Choosing superinsulated design for a home is a similar choice. We build homes on what are common building practices. Homes built today are better insulated than homes built prior to 1970. However, we still rely too heavily on heating systems to provide our comfort. Superinsulated design begins from the premise that if we built higher efficency into our homes, we would spend much less to heat (and cool) our homes over time. The additional 5-10% in construction cost would be more than offset over the life of the building not to mention the additional comfort provided. What are some of the benefits:
- Reduced Heat Loss = Lower Fuel Bills: The heat loss in a superinsulated house is 60-80% lower than that of a pre-1970 conventional house, with a 80-90% reduction in annual fuel cost.
- Few Architectural Constraints: Almost any housing type or style can be built using superinsulation principles. However, some are better suited than others.
- Microclimate Is Not Significant: While wind protection and solar orientation are desirable, they are not critical factors in the building design and operation.
- Macroclimate Is Less Important: The superinsulation principles are applicable to most cilmates with the exception of severe extremes.
- No Need To Retool: A superinsulated house can be designed using local materials, trades, and building techniques, but with refinements. The one new and important constraint placed upon the the building industry - a stricter attention to quality.
- Do Not Require Sacrifices: Sperinsulated homes can have better air quality, can have plenty of natural light, provide even temperatures throughout, eliminate drafts, eliminate cold surfaces, control humidity, and are quiet.
In future posts, I will discuss how a superinsulated home works and provide some examples of homes based upon traditional housing types found in the maritimes.

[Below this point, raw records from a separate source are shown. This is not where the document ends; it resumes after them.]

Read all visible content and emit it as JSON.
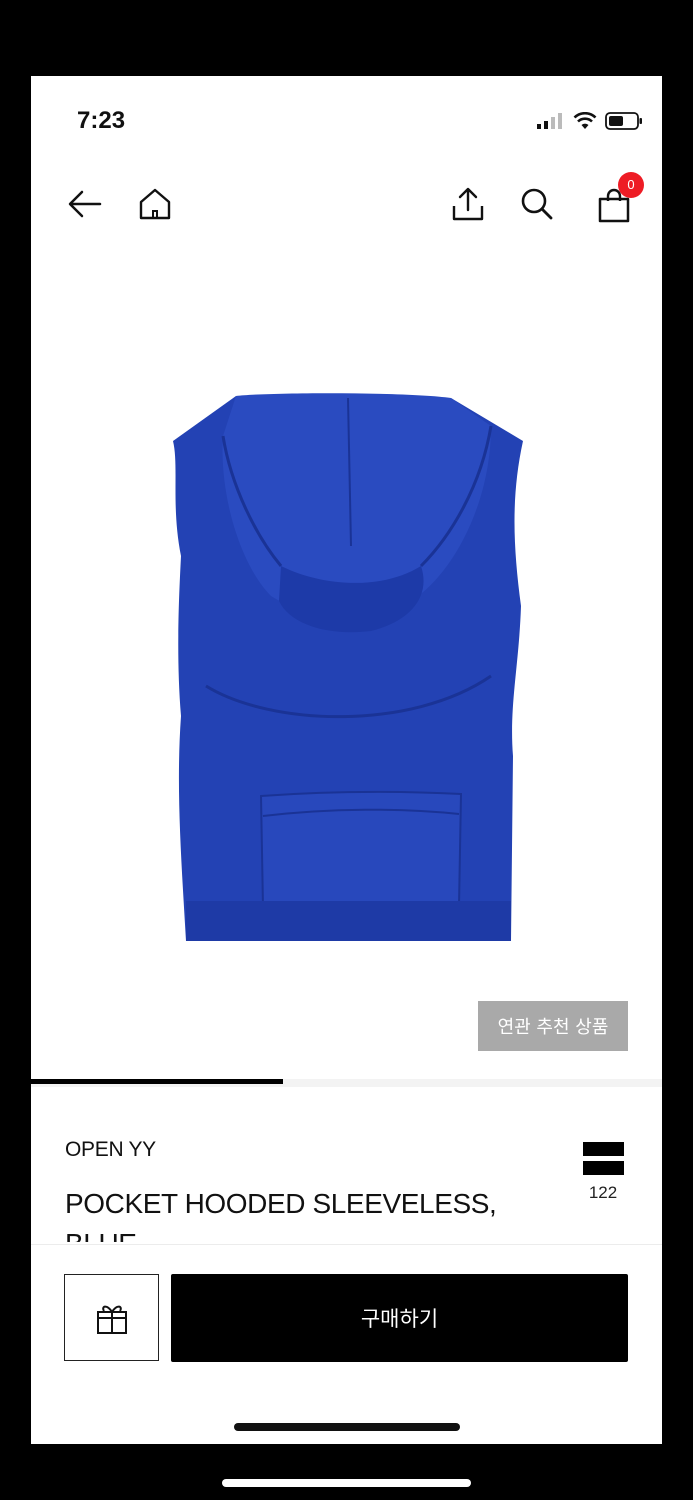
{
  "status_bar": {
    "time": "7:23"
  },
  "nav": {
    "cart_count": "0"
  },
  "product": {
    "related_label": "연관 추천 상품",
    "brand": "OPEN YY",
    "name": "POCKET HOODED SLEEVELESS, BLUE",
    "like_count": "122",
    "image_color": "#2342b4",
    "gallery_progress": 0.4
  },
  "actions": {
    "buy_label": "구매하기"
  },
  "colors": {
    "badge": "#ee1c25",
    "accent": "#000000",
    "related_button": "#a9a9a9"
  }
}
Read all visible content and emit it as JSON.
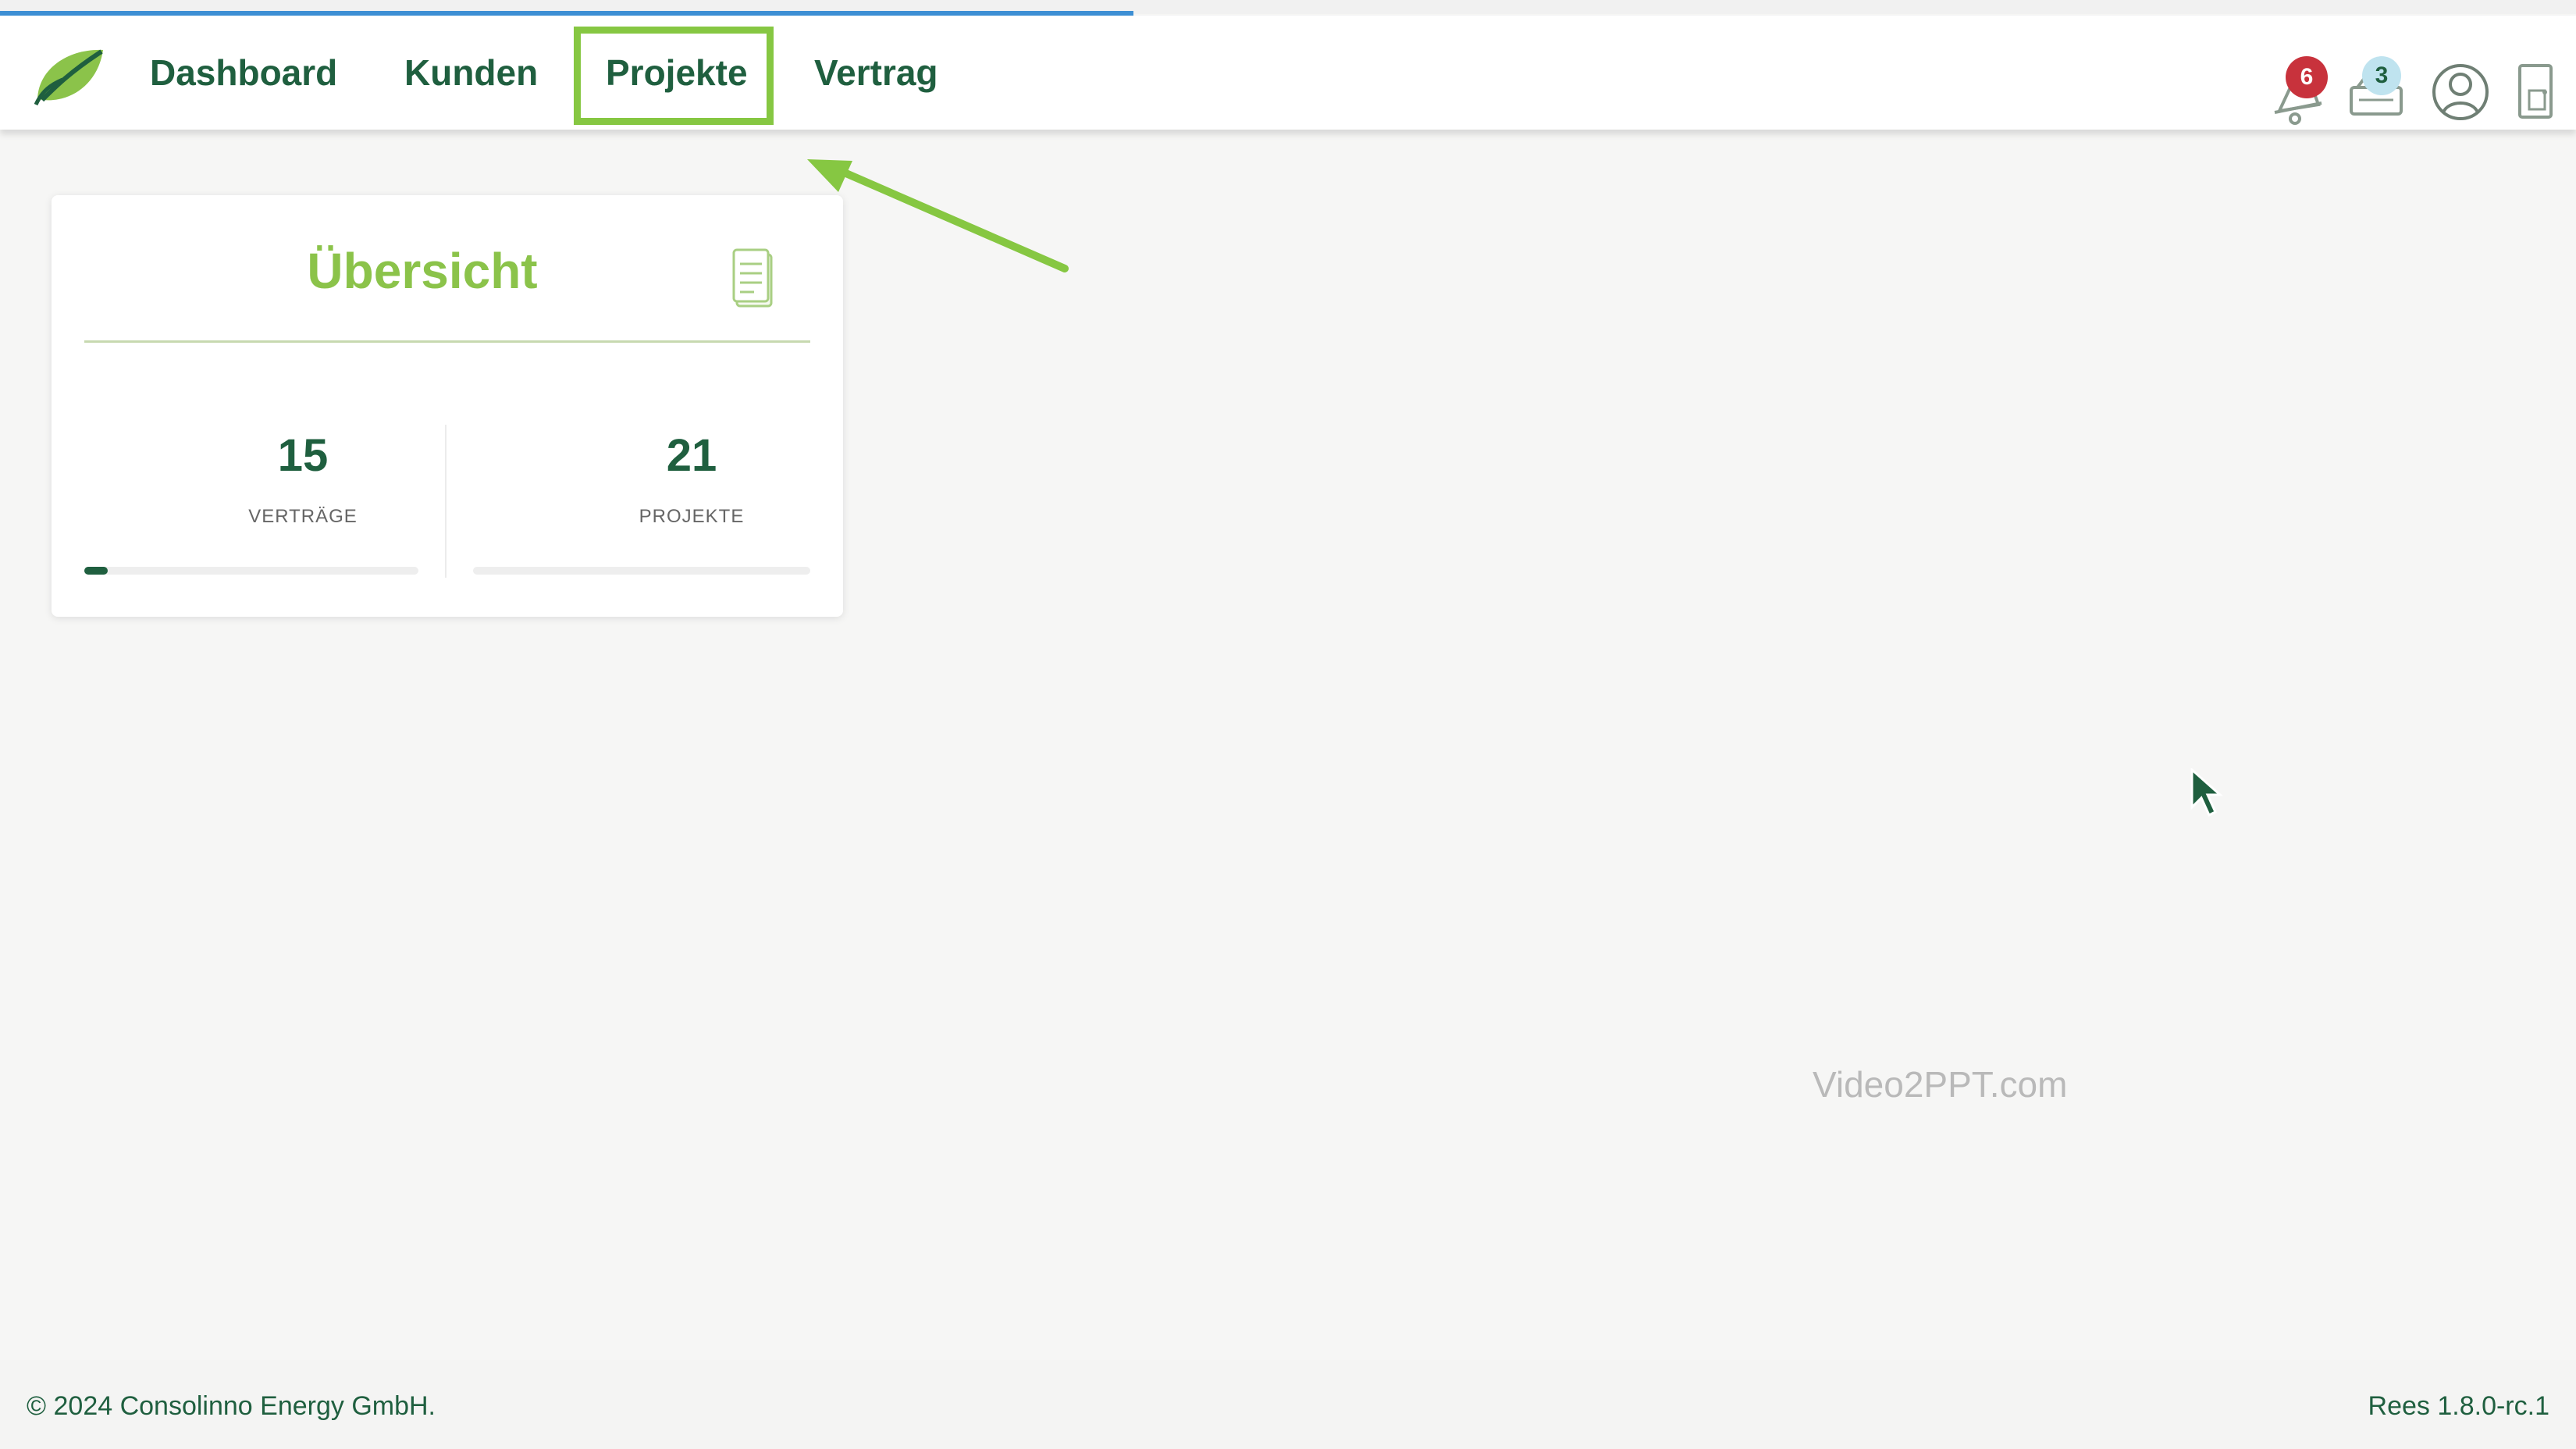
{
  "nav": {
    "items": [
      {
        "label": "Dashboard"
      },
      {
        "label": "Kunden"
      },
      {
        "label": "Projekte"
      },
      {
        "label": "Vertrag"
      }
    ],
    "highlighted": "Projekte"
  },
  "header": {
    "notifications_count": "6",
    "tickets_count": "3",
    "icons": [
      "bell-icon",
      "tickets-icon",
      "user-icon",
      "logout-door-icon"
    ]
  },
  "top_loading_progress": 0.44,
  "card": {
    "title": "Übersicht",
    "stats": [
      {
        "value": "15",
        "label": "VERTRÄGE",
        "progress": 0.07
      },
      {
        "value": "21",
        "label": "PROJEKTE",
        "progress": 0
      }
    ]
  },
  "watermark": "Video2PPT.com",
  "footer": {
    "copyright": "© 2024 Consolinno Energy GmbH.",
    "version": "Rees 1.8.0-rc.1"
  },
  "colors": {
    "brand_dark": "#1f5f3f",
    "brand_light": "#8bc34a",
    "highlight": "#86c742",
    "badge_red": "#c8323c",
    "badge_blue": "#bfe3ef"
  }
}
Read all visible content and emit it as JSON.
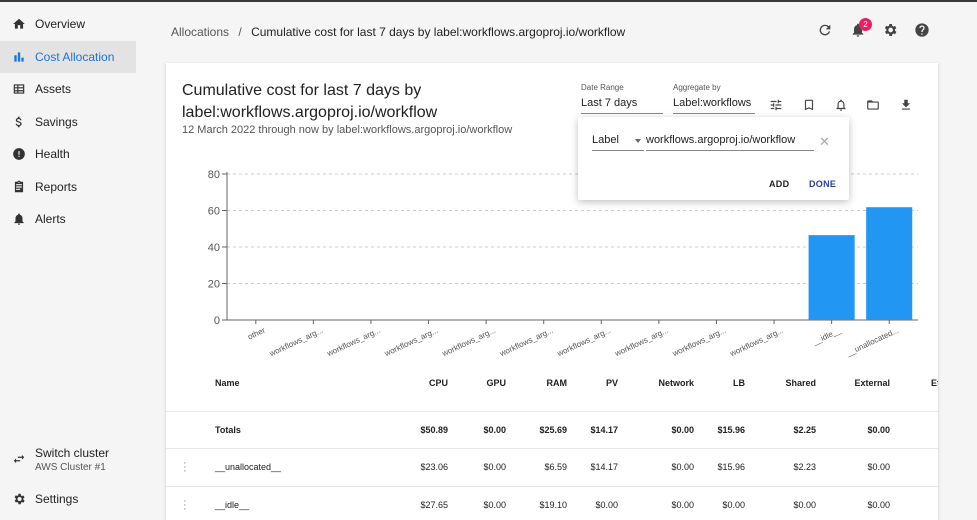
{
  "nav": {
    "items": [
      {
        "label": "Overview",
        "icon": "home-icon"
      },
      {
        "label": "Cost Allocation",
        "icon": "bar-chart-icon"
      },
      {
        "label": "Assets",
        "icon": "assets-icon"
      },
      {
        "label": "Savings",
        "icon": "dollar-icon"
      },
      {
        "label": "Health",
        "icon": "alert-circle-icon"
      },
      {
        "label": "Reports",
        "icon": "report-icon"
      },
      {
        "label": "Alerts",
        "icon": "bell-icon"
      }
    ],
    "active_index": 1,
    "switch_cluster": {
      "label": "Switch cluster",
      "cluster": "AWS Cluster #1"
    },
    "settings_label": "Settings"
  },
  "header": {
    "breadcrumb_root": "Allocations",
    "breadcrumb_sep": "/",
    "breadcrumb_current": "Cumulative cost for last 7 days by label:workflows.argoproj.io/workflow",
    "notification_count": "2"
  },
  "report": {
    "title": "Cumulative cost for last 7 days by label:workflows.argoproj.io/workflow",
    "subtitle": "12 March 2022 through now by label:workflows.argoproj.io/workflow",
    "date_range_label": "Date Range",
    "date_range_value": "Last 7 days",
    "aggregate_label": "Aggregate by",
    "aggregate_value": "Label:workflows"
  },
  "filter_popup": {
    "field": "Label",
    "value": "workflows.argoproj.io/workflow",
    "add_label": "ADD",
    "done_label": "DONE"
  },
  "chart_data": {
    "type": "bar",
    "categories": [
      "other",
      "workflows_arg...",
      "workflows_arg...",
      "workflows_arg...",
      "workflows_arg...",
      "workflows_arg...",
      "workflows_arg...",
      "workflows_arg...",
      "workflows_arg...",
      "workflows_arg...",
      "__idle__",
      "__unallocated..."
    ],
    "values": [
      0,
      0,
      0,
      0,
      0,
      0,
      0,
      0,
      0,
      0,
      46.5,
      61.8
    ],
    "y_ticks": [
      0,
      20,
      40,
      60,
      80
    ],
    "ylim": [
      0,
      80
    ],
    "bar_color": "#2196f3",
    "grid": true
  },
  "table": {
    "columns": [
      "Name",
      "CPU",
      "GPU",
      "RAM",
      "PV",
      "Network",
      "LB",
      "Shared",
      "External",
      "Ef"
    ],
    "totals": [
      "Totals",
      "$50.89",
      "$0.00",
      "$25.69",
      "$14.17",
      "$0.00",
      "$15.96",
      "$2.25",
      "$0.00"
    ],
    "rows": [
      [
        "__unallocated__",
        "$23.06",
        "$0.00",
        "$6.59",
        "$14.17",
        "$0.00",
        "$15.96",
        "$2.23",
        "$0.00"
      ],
      [
        "__idle__",
        "$27.65",
        "$0.00",
        "$19.10",
        "$0.00",
        "$0.00",
        "$0.00",
        "$0.00",
        "$0.00"
      ]
    ]
  },
  "colors": {
    "accent": "#1e73d9",
    "badge": "#e91e63",
    "done": "#2c3ea0"
  }
}
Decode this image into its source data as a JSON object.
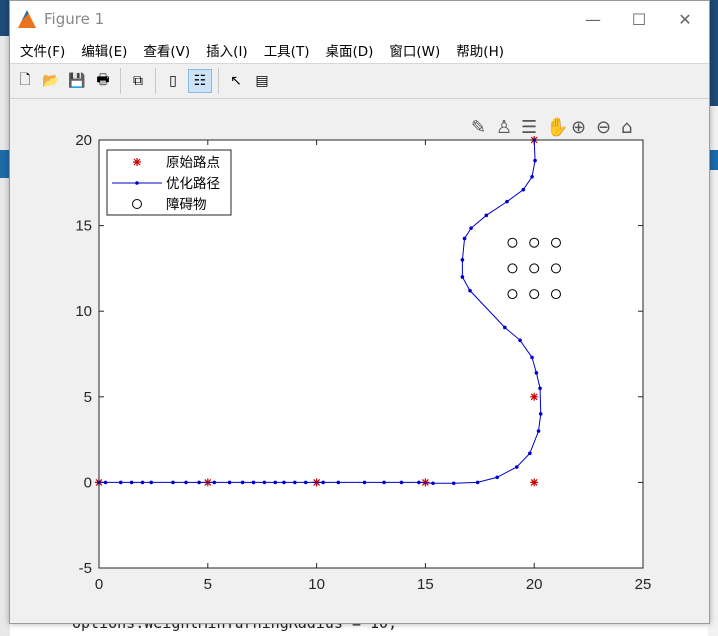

Many of the principles and concepts presented in my posts are gleaned from "The Superinsulated Home Book" by J.D. Ned Nisson & Gautam Dutt published 1985 by John Wiley & Sons. Most of the principles they presented in 1985 still hold true today and are still in practice. Unfortunately the book is no longer in print, but can be found in some public libraries and used on Amazon for a price (I was lucky and got my copy for $35). If you are serious about building a superinsulated house, I would highly recommend investing in this book.